_What to produce:_
Return all the lines below exactly. Any picture among them is omitted.

_Records for the exercise:_
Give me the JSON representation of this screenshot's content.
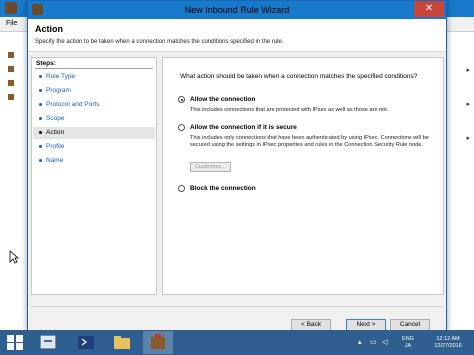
{
  "background_window": {
    "menu_label": "File"
  },
  "dialog": {
    "title": "New Inbound Rule Wizard",
    "header_title": "Action",
    "header_description": "Specify the action to be taken when a connection matches the conditions specified in the rule.",
    "steps_title": "Steps:",
    "steps": [
      {
        "label": "Rule Type",
        "active": false
      },
      {
        "label": "Program",
        "active": false
      },
      {
        "label": "Protocol and Ports",
        "active": false
      },
      {
        "label": "Scope",
        "active": false
      },
      {
        "label": "Action",
        "active": true
      },
      {
        "label": "Profile",
        "active": false
      },
      {
        "label": "Name",
        "active": false
      }
    ],
    "question": "What action should be taken when a connection matches the specified conditions?",
    "options": [
      {
        "label": "Allow the connection",
        "description": "This includes connections that are protected with IPsec as well as those are not.",
        "selected": true
      },
      {
        "label": "Allow the connection if it is secure",
        "description": "This includes only connections that have been authenticated by using IPsec.  Connections will be secured using the settings in IPsec properties and rules in the Connection Security Rule node.",
        "selected": false
      },
      {
        "label": "Block the connection",
        "description": "",
        "selected": false
      }
    ],
    "customize_label": "Customize...",
    "buttons": {
      "back": "< Back",
      "next": "Next >",
      "cancel": "Cancel"
    },
    "close_glyph": "✕"
  },
  "taskbar": {
    "language": "ENG",
    "input_mode": "JA",
    "time": "12:12 AM",
    "date": "12/27/2016"
  },
  "colors": {
    "titlebar": "#1979ca",
    "desktop": "#3a8fd3",
    "taskbar": "#2f5f8f",
    "link": "#1e5fb8",
    "close_button": "#c7443a"
  }
}
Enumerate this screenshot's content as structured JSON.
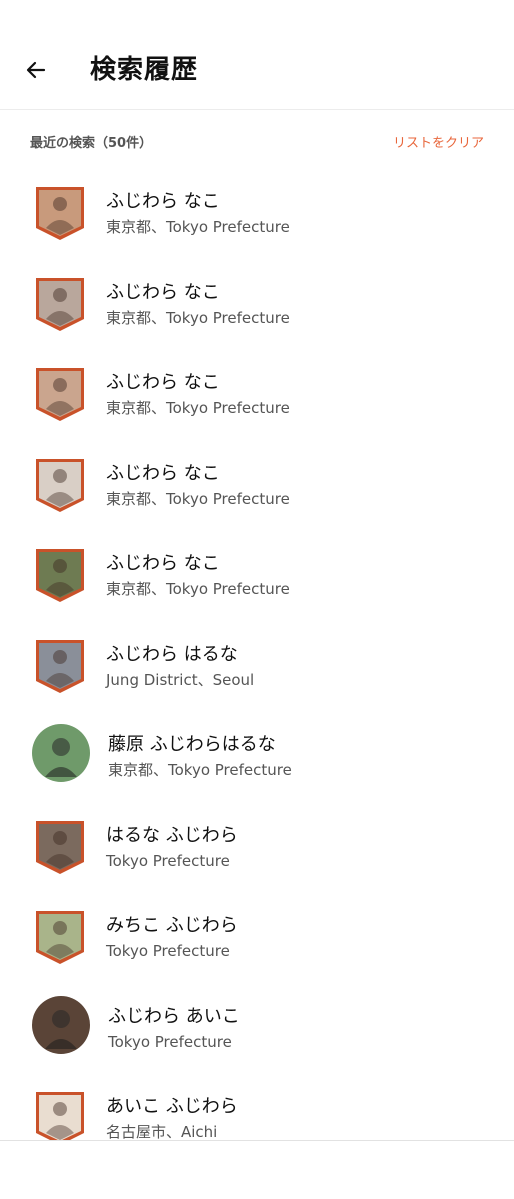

_Exercise output:_
Give me the JSON representation of this screenshot's content.
{
  "background_window": {
    "menu_label": "File"
  },
  "dialog": {
    "title": "New Inbound Rule Wizard",
    "header_title": "Action",
    "header_description": "Specify the action to be taken when a connection matches the conditions specified in the rule.",
    "steps_title": "Steps:",
    "steps": [
      {
        "label": "Rule Type",
        "active": false
      },
      {
        "label": "Program",
        "active": false
      },
      {
        "label": "Protocol and Ports",
        "active": false
      },
      {
        "label": "Scope",
        "active": false
      },
      {
        "label": "Action",
        "active": true
      },
      {
        "label": "Profile",
        "active": false
      },
      {
        "label": "Name",
        "active": false
      }
    ],
    "question": "What action should be taken when a connection matches the specified conditions?",
    "options": [
      {
        "label": "Allow the connection",
        "description": "This includes connections that are protected with IPsec as well as those are not.",
        "selected": true
      },
      {
        "label": "Allow the connection if it is secure",
        "description": "This includes only connections that have been authenticated by using IPsec.  Connections will be secured using the settings in IPsec properties and rules in the Connection Security Rule node.",
        "selected": false
      },
      {
        "label": "Block the connection",
        "description": "",
        "selected": false
      }
    ],
    "customize_label": "Customize...",
    "buttons": {
      "back": "< Back",
      "next": "Next >",
      "cancel": "Cancel"
    },
    "close_glyph": "✕"
  },
  "taskbar": {
    "language": "ENG",
    "input_mode": "JA",
    "time": "12:12 AM",
    "date": "12/27/2016"
  },
  "colors": {
    "titlebar": "#1979ca",
    "desktop": "#3a8fd3",
    "taskbar": "#2f5f8f",
    "link": "#1e5fb8",
    "close_button": "#c7443a"
  }
}
Enumerate this screenshot's content as structured JSON.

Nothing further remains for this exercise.